Initially Facebook tried to have a court quash the enforcement of the warrants. Facebook later complied with the warrants and turned over the data to prosecutors after losing its initial case, but decided to appeal the case in the hopes of setting a precedent that would protect its users in the future. Facebook was supported in its case by major technology companies like Google and Microsoft. This reflects the growing concern many companies have about law enforcement searching their customers’ data. A spokesman from Facebook has stated that they disagreed with the ruling and would try appealing it further.

With this court ruling, Facebook is unable to challenge the warrants that seek to obtain information from its users’ accounts. Instead, the court stated that users who were put on trial could challenge the warrants themselves, and file a motion to have the evidence obtained through the warrants suppressed. This would prevent the evidence from being used at a trial, but does nothing to negate the privacy violation. This ruling affirms that there is no constitutional right to protection from a defective warrant before it is executed, it can only be challenged after the fact.

Scott H. Greenfield, mentions this case in his criminal defense blog.

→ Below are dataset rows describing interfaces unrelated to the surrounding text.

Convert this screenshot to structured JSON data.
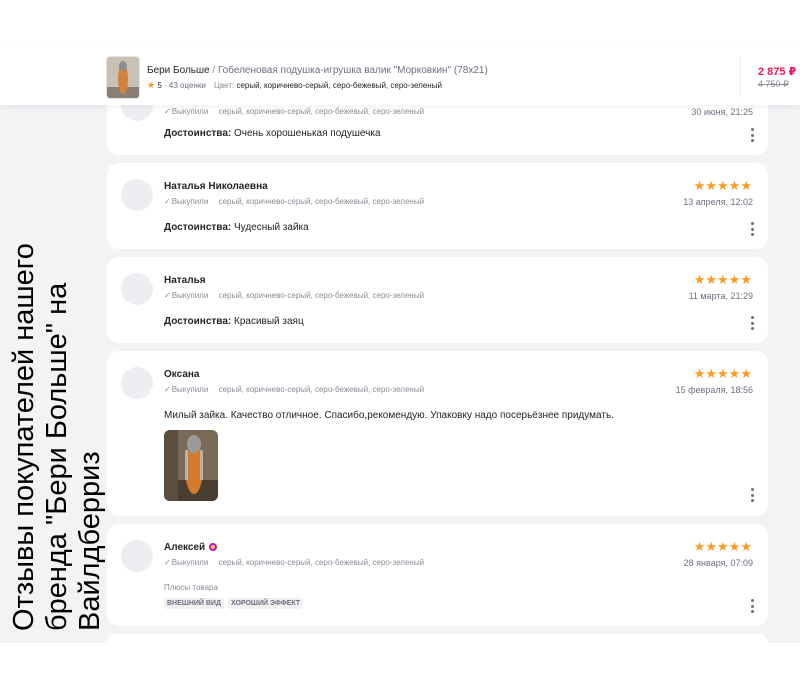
{
  "product": {
    "brand": "Бери Больше",
    "separator": "/",
    "name": "Гобеленовая подушка-игрушка валик \"Морковкин\" (78x21)",
    "rating": "5",
    "reviews_count": "43 оценки",
    "color_label": "Цвет:",
    "colors": "серый, коричнево-серый, серо-бежевый, серо-зеленый",
    "price": "2 875 ₽",
    "old_price": "4 750 ₽"
  },
  "reviews": [
    {
      "name": "",
      "bought": "Выкупили",
      "colors": "серый, коричнево-серый, серо-бежевый, серо-зеленый",
      "date": "30 июня, 21:25",
      "label": "Достоинства:",
      "text": "Очень хорошенькая подушечка",
      "stars": 5
    },
    {
      "name": "Наталья Николаевна",
      "bought": "Выкупили",
      "colors": "серый, коричнево-серый, серо-бежевый, серо-зеленый",
      "date": "13 апреля, 12:02",
      "label": "Достоинства:",
      "text": "Чудесный зайка",
      "stars": 5
    },
    {
      "name": "Наталья",
      "bought": "Выкупили",
      "colors": "серый, коричнево-серый, серо-бежевый, серо-зеленый",
      "date": "11 марта, 21:29",
      "label": "Достоинства:",
      "text": "Красивый заяц",
      "stars": 5
    },
    {
      "name": "Оксана",
      "bought": "Выкупили",
      "colors": "серый, коричнево-серый, серо-бежевый, серо-зеленый",
      "date": "15 февраля, 18:56",
      "text": "Милый зайка. Качество отличное. Спасибо,рекомендую. Упаковку надо посерьёзнее придумать.",
      "stars": 5
    },
    {
      "name": "Алексей",
      "bought": "Выкупили",
      "colors": "серый, коричнево-серый, серо-бежевый, серо-зеленый",
      "date": "28 января, 07:09",
      "pros_label": "Плюсы товара",
      "tags": [
        "ВНЕШНИЙ ВИД",
        "ХОРОШИЙ ЭФФЕКТ"
      ],
      "stars": 5
    }
  ],
  "caption": "Отзывы покупателей нашего бренда \"Бери Больше\" на Вайлдберриз",
  "colors": {
    "accent_price": "#f91155",
    "star": "#ff9a1f",
    "page_bg": "#f3f3f6"
  }
}
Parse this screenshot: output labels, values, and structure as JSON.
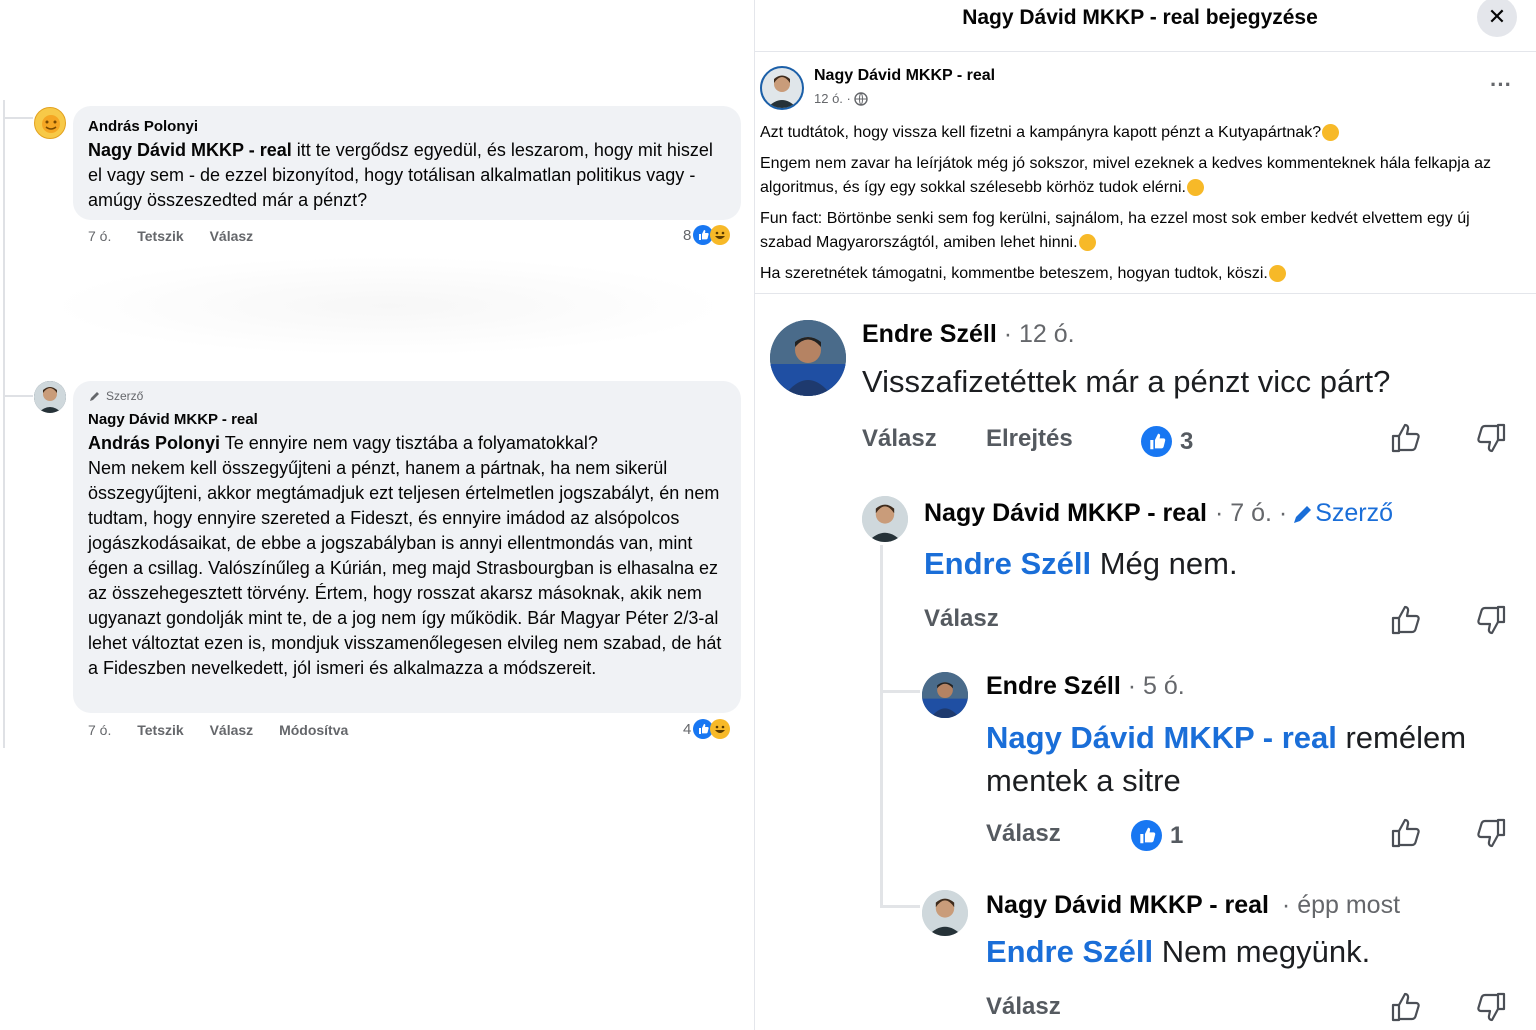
{
  "left": {
    "c1": {
      "author": "András Polonyi",
      "mention": "Nagy Dávid MKKP - real",
      "text": " itt te vergődsz egyedül, és leszarom, hogy mit hiszel el vagy sem - de ezzel bizonyítod, hogy totálisan alkalmatlan politikus vagy - amúgy összeszedted már a pénzt?",
      "time": "7 ó.",
      "like": "Tetszik",
      "reply": "Válasz",
      "count": "8"
    },
    "c2": {
      "badge": "Szerző",
      "author": "Nagy Dávid MKKP - real",
      "mention": "András Polonyi",
      "first_line": " Te ennyire nem vagy tisztába a folyamatokkal?",
      "text": "Nem nekem kell összegyűjteni a pénzt, hanem a pártnak, ha nem sikerül összegyűjteni, akkor megtámadjuk ezt teljesen értelmetlen jogszabályt, én nem tudtam, hogy ennyire szereted a Fideszt, és ennyire imádod az alsópolcos jogászkodásaikat, de ebbe a jogszabályban is annyi ellentmondás van, mint égen a csillag. Valószínűleg a Kúrián, meg majd Strasbourgban is elhasalna ez az összehegesztett törvény. Értem, hogy rosszat akarsz másoknak, akik nem ugyanazt gondolják mint te, de a jog nem így működik. Bár Magyar Péter 2/3-al lehet változtat ezen is, mondjuk visszamenőlegesen elvileg nem szabad, de hát a Fideszben nevelkedett, jól ismeri és alkalmazza a módszereit.",
      "time": "7 ó.",
      "like": "Tetszik",
      "reply": "Válasz",
      "edited": "Módosítva",
      "count": "4"
    }
  },
  "right": {
    "header": {
      "title": "Nagy Dávid MKKP - real bejegyzése",
      "close": "✕"
    },
    "post": {
      "author": "Nagy Dávid MKKP - real",
      "time": "12 ó. ·",
      "more": "···",
      "p1": "Azt tudtátok, hogy vissza kell fizetni a kampányra kapott pénzt a Kutyapártnak?",
      "p2": "Engem nem zavar ha leírjátok még jó sokszor, mivel ezeknek a kedves kommenteknek hála felkapja az algoritmus, és így egy sokkal szélesebb körhöz tudok elérni.",
      "p3": "Fun fact: Börtönbe senki sem fog kerülni, sajnálom, ha ezzel most sok ember kedvét elvettem egy új szabad Magyarországtól, amiben lehet hinni.",
      "p4": "Ha szeretnétek támogatni, kommentbe beteszem, hogyan tudtok, köszi."
    },
    "m1": {
      "author": "Endre Széll",
      "time": "· 12 ó.",
      "text": "Visszafizetéttek már a pénzt vicc párt?",
      "reply": "Válasz",
      "hide": "Elrejtés",
      "likes": "3"
    },
    "m2": {
      "author": "Nagy Dávid MKKP - real",
      "time": "· 7 ó. ·",
      "badge": "Szerző",
      "mention": "Endre Széll",
      "text": " Még nem.",
      "reply": "Válasz"
    },
    "m3": {
      "author": "Endre Széll",
      "time": "· 5 ó.",
      "mention": "Nagy Dávid MKKP - real",
      "text": " remélem mentek a sitre",
      "reply": "Válasz",
      "likes": "1"
    },
    "m4": {
      "author": "Nagy Dávid MKKP - real",
      "time": "· épp most",
      "mention": "Endre Széll",
      "text": " Nem megyünk.",
      "reply": "Válasz"
    }
  }
}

Greenfield was a defense attorney for one of the defendants who was charged in connection to the disability fraud case. His client’s case was dismissed. He states that the targets of the warrant were not made aware of the fact that they were being searched, and Facebook was forbidden from telling users they were being targeted with a warrant. Only Facebook, the prosecutors, and the judge who signed it have ever seen the warrant. Greenfield specifically requested the affidavit that supports the warrant, but the prosecution did not hand it over. Without access to the affidavit, there is no way for the targets to determine if the warrant was well-founded or not.

Do you think this is an invasion of privacy by the Manhattan District Attorney? Or is it a perfectly reasonable execution of search warrants? Leave your comments below.


Max Michael

Senior Writer

I’m a technology reporter located near the Innovation District of Kitchener-Waterloo, Ontario.